Eight environmental activists arbitrarily detained in Iran in January and February remain in detention eight months later without clear charges, Human Rights Watch said Oct. 11. The organization called upon Iranian authorities to either immediately release them or charge them with recognizable crimes and produce evidence to justify their continued detention. On Sept. 30, family members said on social media that judicial authorities had told them that the detained environmentalists can only be represented by lawyers from a pre-approved list of 20 that the judiciary had published in June. Authorities have not allowed the detainees access to lawyers of their choice, or set a trial date. "Iran's judiciary is again highlighting its role as key functionaries in a repressive state machinery rather than defenders of justice," said Sarah Leah Whitson, Middle East director at Human Rights Watch. "Even though the environmentalists have spent eight months in pre-trial detention, the authorities have still not come up with a criminal charge against them."
At least 24 people, including 12 Revolutionary Guards, were killed and more than 60 were wounded when gunmen attacked a military parade Sept. 22 in the city of Ahvaz, capital of Iran's restive southwestern province of Khuzestan. A representative of the Iranian armed forces said the attack was carried out by four "terrorists," adding that security forces were in possession of the bodies of three of them and had taken the fourth into custody. Foreign Minister Mohammad Javad Zarif blamed "a foreign regime" backed by the United States for the attack, which left at least eight troops and several civilians dead. "Terrorists recruited, trained, armed & paid by a foreign regime have attacked Ahvaz," Zarif stated. "Iran holds regional terror sponsors and their US masters accountable for such attacks."
Iran's northern Kurdish region was effectively shut down by a civic strike that began Sept. 12, with most businesses and markets closed. The strike was called to protest the executions of six Kurdish militants and air-strikes on the headquarters of Iranian-Kurdish opposition parties across the border in Iraq. The missile strikes on the headquarters of the Kurdistan Democratic Party of Iran (KDPI) and Democratic Party of Iranian Kurdistan (PDKI) in town of Koya, outside Erbil, left at least 15 dead and several wounded Sept. 9. The air-strikes were claimed by the Islamic Revolutionary Guards Corps in a statement that called the parties "terrorist" groups. The civic strike was called by the Coordination Center of Rojhelat, an umbrella group that includes the KDPI, PDKI, Komala and other Iranian Kurdish parties. "The criminal regime of the Islamic Republic added a new black page of its history of crimes and barbarism against the Kurdish nation," read the statement by the Coordination Center.
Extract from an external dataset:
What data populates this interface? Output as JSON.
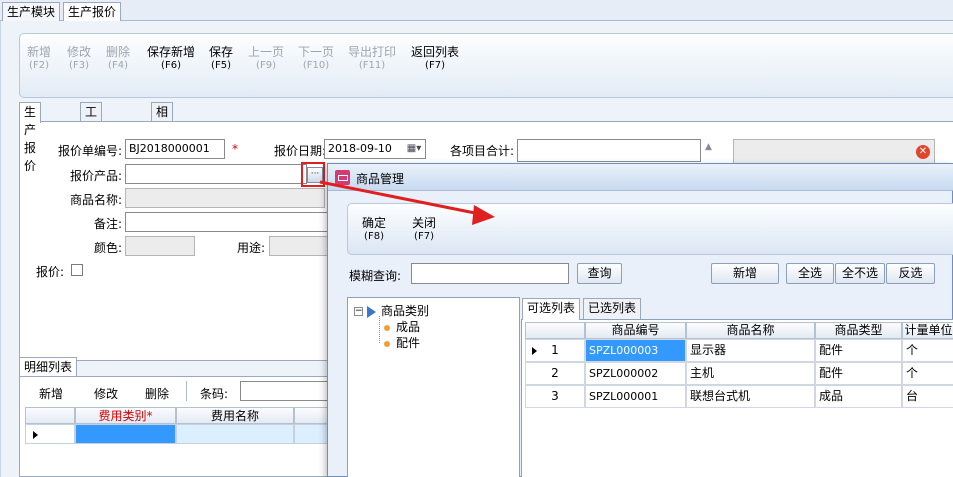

Rojhelat (East) is the Kurdish word for Iranian Kurdistan. (Rudaw, Kurdistan24, Al Arabiya, RFE/RL)